THE TASK:
When you restate the entries that follow, keep every word exactly and drop the pictures.
======== GIVEN DATA
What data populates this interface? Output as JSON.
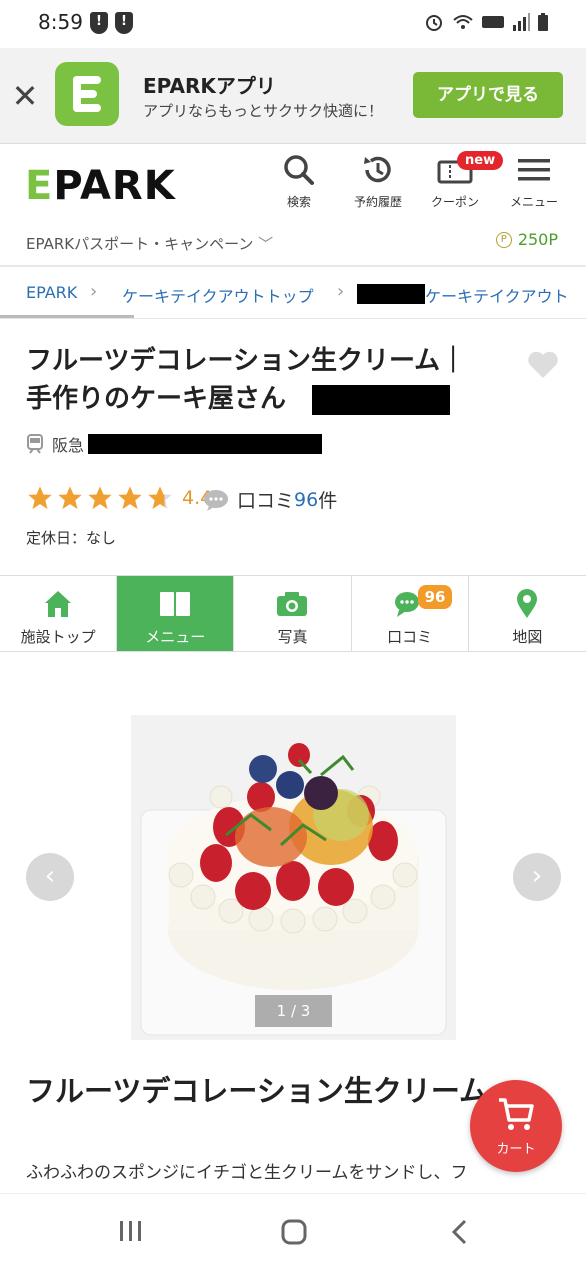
{
  "status_bar": {
    "time": "8:59"
  },
  "app_banner": {
    "title": "EPARKアプリ",
    "subtitle": "アプリならもっとサクサク快適に！",
    "button_label": "アプリで見る"
  },
  "header": {
    "logo": "EPARK",
    "nav": [
      {
        "label": "検索",
        "icon": "search-icon"
      },
      {
        "label": "予約履歴",
        "icon": "history-icon"
      },
      {
        "label": "クーポン",
        "icon": "coupon-icon",
        "badge": "new"
      },
      {
        "label": "メニュー",
        "icon": "hamburger-icon"
      }
    ],
    "passport_link": "EPARKパスポート・キャンペーン",
    "points": "250P"
  },
  "breadcrumb": {
    "items": [
      "EPARK",
      "ケーキテイクアウトトップ",
      "ケーキテイクアウト"
    ]
  },
  "shop": {
    "name_line1": "フルーツデコレーション生クリーム｜",
    "name_line2": "手作りのケーキ屋さん",
    "station_prefix": "阪急",
    "rating": "4.4",
    "review_prefix": "口コミ",
    "review_count": "96",
    "review_suffix": "件",
    "closed_days": "定休日：なし"
  },
  "tabs": [
    {
      "label": "施設トップ",
      "icon": "home-icon"
    },
    {
      "label": "メニュー",
      "icon": "book-icon",
      "active": true
    },
    {
      "label": "写真",
      "icon": "camera-icon"
    },
    {
      "label": "口コミ",
      "icon": "chat-icon",
      "badge": "96"
    },
    {
      "label": "地図",
      "icon": "map-pin-icon"
    }
  ],
  "product": {
    "image_counter": "1 / 3",
    "title": "フルーツデコレーション生クリーム",
    "description": "ふわふわのスポンジにイチゴと生クリームをサンドし、フ"
  },
  "cart": {
    "label": "カート"
  },
  "colors": {
    "brand_green": "#7cc242",
    "tab_active": "#4cb35a",
    "link_blue": "#2a6fb5",
    "star_orange": "#f0a030",
    "cart_red": "#e54141"
  }
}
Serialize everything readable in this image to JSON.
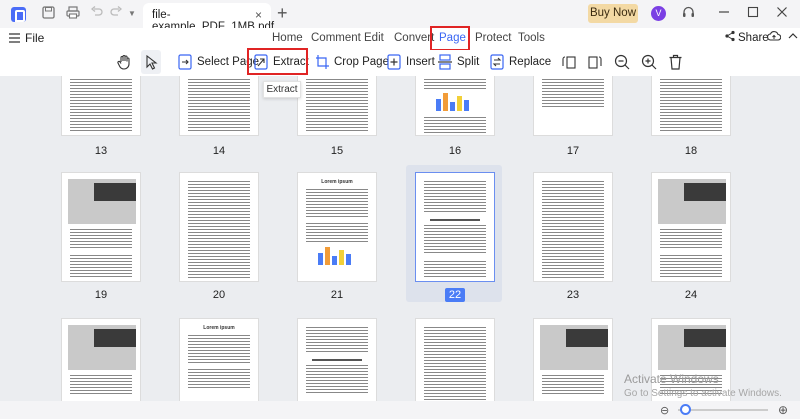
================
SOLVED EXERCISE:
What data populates this interface? Output as JSON.
{
  "status_bar": {
    "time": "8:59"
  },
  "app_banner": {
    "title": "EPARKアプリ",
    "subtitle": "アプリならもっとサクサク快適に！",
    "button_label": "アプリで見る"
  },
  "header": {
    "logo": "EPARK",
    "nav": [
      {
        "label": "検索",
        "icon": "search-icon"
      },
      {
        "label": "予約履歴",
        "icon": "history-icon"
      },
      {
        "label": "クーポン",
        "icon": "coupon-icon",
        "badge": "new"
      },
      {
        "label": "メニュー",
        "icon": "hamburger-icon"
      }
    ],
    "passport_link": "EPARKパスポート・キャンペーン",
    "points": "250P"
  },
  "breadcrumb": {
    "items": [
      "EPARK",
      "ケーキテイクアウトトップ",
      "ケーキテイクアウト"
    ]
  },
  "shop": {
    "name_line1": "フルーツデコレーション生クリーム｜",
    "name_line2": "手作りのケーキ屋さん",
    "station_prefix": "阪急",
    "rating": "4.4",
    "review_prefix": "口コミ",
    "review_count": "96",
    "review_suffix": "件",
    "closed_days": "定休日：なし"
  },
  "tabs": [
    {
      "label": "施設トップ",
      "icon": "home-icon"
    },
    {
      "label": "メニュー",
      "icon": "book-icon",
      "active": true
    },
    {
      "label": "写真",
      "icon": "camera-icon"
    },
    {
      "label": "口コミ",
      "icon": "chat-icon",
      "badge": "96"
    },
    {
      "label": "地図",
      "icon": "map-pin-icon"
    }
  ],
  "product": {
    "image_counter": "1 / 3",
    "title": "フルーツデコレーション生クリーム",
    "description": "ふわふわのスポンジにイチゴと生クリームをサンドし、フ"
  },
  "cart": {
    "label": "カート"
  },
  "colors": {
    "brand_green": "#7cc242",
    "tab_active": "#4cb35a",
    "link_blue": "#2a6fb5",
    "star_orange": "#f0a030",
    "cart_red": "#e54141"
  }
}
Serialize everything readable in this image to JSON.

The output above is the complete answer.